Blueberry Insect Scouting Report for July 29-August 4, 2012
Harvest is winding down, but spotted wing Drosophila catches are ramping up.
Harvest of most early and mid-season varieties is complete across much of the region and harvest of Jersey and Rubel should be finishing in the next week. Harvest of late season cultivars such as Liberty, Aurora and Elliot is also well underway at the sites we scout, and harvest should be complete in 10 to 14 days across much of southwest Michigan.
Weekly insect pest report
A considerable increase in the number of spotted wing Drosophila (SWD) caught in yeast-baited traps occurred over the last week. SWD monitoring traps are catching many more males (identified by distinctive dots on their wings) compared to recent weeks. We suspect that with spray programs winding down because harvest is finishing in many fields, the number of SWD caught will increase over the next several weeks.
Fields with ripe fruit will need to be protected until the end of harvest with insecticide to prevent SWD infestation. Growers and consultants should keep in mind that unsprayed un-harvested fields next to fields that are waiting to be harvested may quickly become a source of SWD infestation, and these un-harvested fields may need to be treated before all other harvest is complete. Somewhat cooler weather this week should bring about an increase in SWD activity. We have not found SWD larvae in the fruit samples we have taken from the farms we visit and tested using the salt test method. However, we have received reports of SWD larvae in harvested fruit from commercial blueberry and raspberry farms.

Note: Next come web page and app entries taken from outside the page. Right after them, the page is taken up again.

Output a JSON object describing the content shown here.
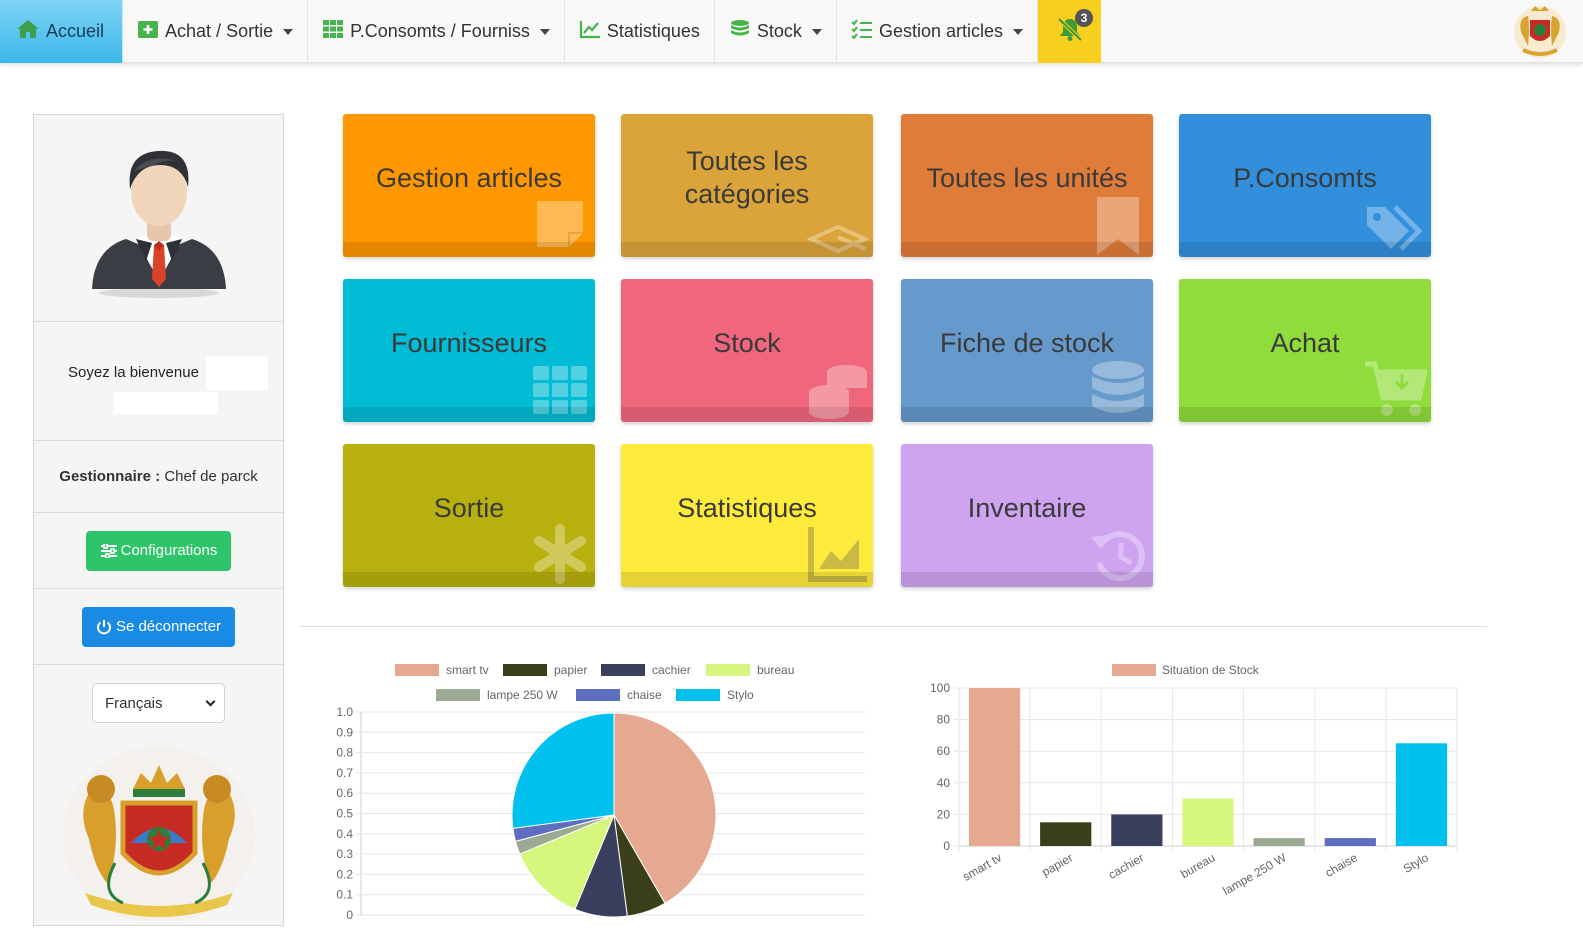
{
  "navbar": {
    "items": [
      {
        "label": "Accueil",
        "icon": "home-icon",
        "active": true,
        "dropdown": false
      },
      {
        "label": "Achat / Sortie",
        "icon": "plus-square-icon",
        "active": false,
        "dropdown": true
      },
      {
        "label": "P.Consomts / Fourniss",
        "icon": "grid-icon",
        "active": false,
        "dropdown": true
      },
      {
        "label": "Statistiques",
        "icon": "line-chart-icon",
        "active": false,
        "dropdown": false
      },
      {
        "label": "Stock",
        "icon": "database-icon",
        "active": false,
        "dropdown": true
      },
      {
        "label": "Gestion articles",
        "icon": "list-check-icon",
        "active": false,
        "dropdown": true
      }
    ],
    "notifications": {
      "count": "3",
      "icon": "bell-slash-icon"
    },
    "emblem_icon": "coat-of-arms-icon"
  },
  "sidebar": {
    "avatar_icon": "user-avatar-icon",
    "welcome": "Soyez la bienvenue",
    "role_label": "Gestionnaire :",
    "role_value": "Chef de parck",
    "config_button": "Configurations",
    "logout_button": "Se déconnecter",
    "language": "Français",
    "emblem_icon": "coat-of-arms-icon"
  },
  "tiles": [
    {
      "title": "Gestion articles",
      "color": "#ff9800",
      "icon": "sticky-note-icon"
    },
    {
      "title": "Toutes les catégories",
      "color": "#dba43a",
      "icon": "layers-icon"
    },
    {
      "title": "Toutes les unités",
      "color": "#e07c3a",
      "icon": "bookmark-icon"
    },
    {
      "title": "P.Consomts",
      "color": "#318fdc",
      "icon": "tags-icon"
    },
    {
      "title": "Fournisseurs",
      "color": "#00bcd4",
      "icon": "grid-icon"
    },
    {
      "title": "Stock",
      "color": "#f0677d",
      "icon": "coins-icon"
    },
    {
      "title": "Fiche de stock",
      "color": "#6699cc",
      "icon": "database-icon"
    },
    {
      "title": "Achat",
      "color": "#90dc3a",
      "icon": "cart-download-icon"
    },
    {
      "title": "Sortie",
      "color": "#b8b00e",
      "icon": "asterisk-icon"
    },
    {
      "title": "Statistiques",
      "color": "#ffeb3b",
      "icon": "area-chart-icon"
    },
    {
      "title": "Inventaire",
      "color": "#cea3f0",
      "icon": "history-icon"
    }
  ],
  "chart_data": [
    {
      "type": "pie",
      "categories": [
        "smart tv",
        "papier",
        "cachier",
        "bureau",
        "lampe 250 W",
        "chaise",
        "Stylo"
      ],
      "values": [
        100,
        15,
        20,
        30,
        5,
        5,
        65
      ],
      "colors": [
        "#e5a992",
        "#3a3f1a",
        "#3a3f5e",
        "#d5f77d",
        "#9daa93",
        "#5e6ebf",
        "#00c0ed"
      ],
      "ylim": [
        0,
        1.0
      ],
      "yticks": [
        "0",
        "0.1",
        "0.2",
        "0.3",
        "0.4",
        "0.5",
        "0.6",
        "0.7",
        "0.8",
        "0.9",
        "1.0"
      ],
      "legend": "top",
      "grid": true
    },
    {
      "type": "bar",
      "categories": [
        "smart tv",
        "papier",
        "cachier",
        "bureau",
        "lampe 250 W",
        "chaise",
        "Stylo"
      ],
      "series": [
        {
          "name": "Situation de Stock",
          "values": [
            100,
            15,
            20,
            30,
            5,
            5,
            65
          ]
        }
      ],
      "colors": [
        "#e5a992",
        "#3a3f1a",
        "#3a3f5e",
        "#d5f77d",
        "#9daa93",
        "#5e6ebf",
        "#00c0ed"
      ],
      "ylim": [
        0,
        100
      ],
      "yticks": [
        "0",
        "20",
        "40",
        "60",
        "80",
        "100"
      ],
      "legend": "top",
      "grid": true
    }
  ]
}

We are not recommending any sprays for this pest after the last harvest as there is no evidence that this will reduce SWD pest pressure next year. We are starting a research project to determine if post-harvest sprays will be an effective way to reduce SWD populations and limit SWD infestation. Results of that study will not be available until next season.
The number of blueberry maggot flies trapped last week increased at some farms in southwest Michigan. Catches were also up at the research planting at Trevor Nichols Research Center in Fennville, Mich., and there are reports of this pest occurring at several sites across areas of blueberry production in Michigan. We expect this increasing trend to continue; growers and scouts should see more blueberry maggot flies on traps this week after the recent rain.
Insecticides used for SWD control are also likely to control blueberry maggots, but growers and scouts should still be checking traps until the end of harvest. For more information on monitoring and controlling blueberry maggots, including pictures of traps and pictures of the pest, see the MSU Blueberry Facts website or a previous article in the June 21, 2011, Blueberry IPM Newsletter.
Very few Japanese beetles were found in the fields we visited last week. As harvest and insecticide applications slow down at the end of the season, we can expect to see an increase in beetles in and around fields after harvest. Japanese beetles are normally more common adjacent to grassy areas on sandy soils and they prefer to congregate in sunny areas. Feeding damage on leaves or fruit still remains very low at our scouting sites, but regular monitoring of Japanese beetles will aid growers and scouts in timing control measures to keep fields clean before harvest, and also reduce the possibility of contamination during machine harvest. To monitor for Japanese beetle, examine 10 bushes on the field border and 10 bushes in the field interior and record the number of beetles on each bush. Read more about Japanese beetles at blueberries.msu.edu.
Dr. Isaacs’ work is funded in part by MSU‘s AgBioResearch.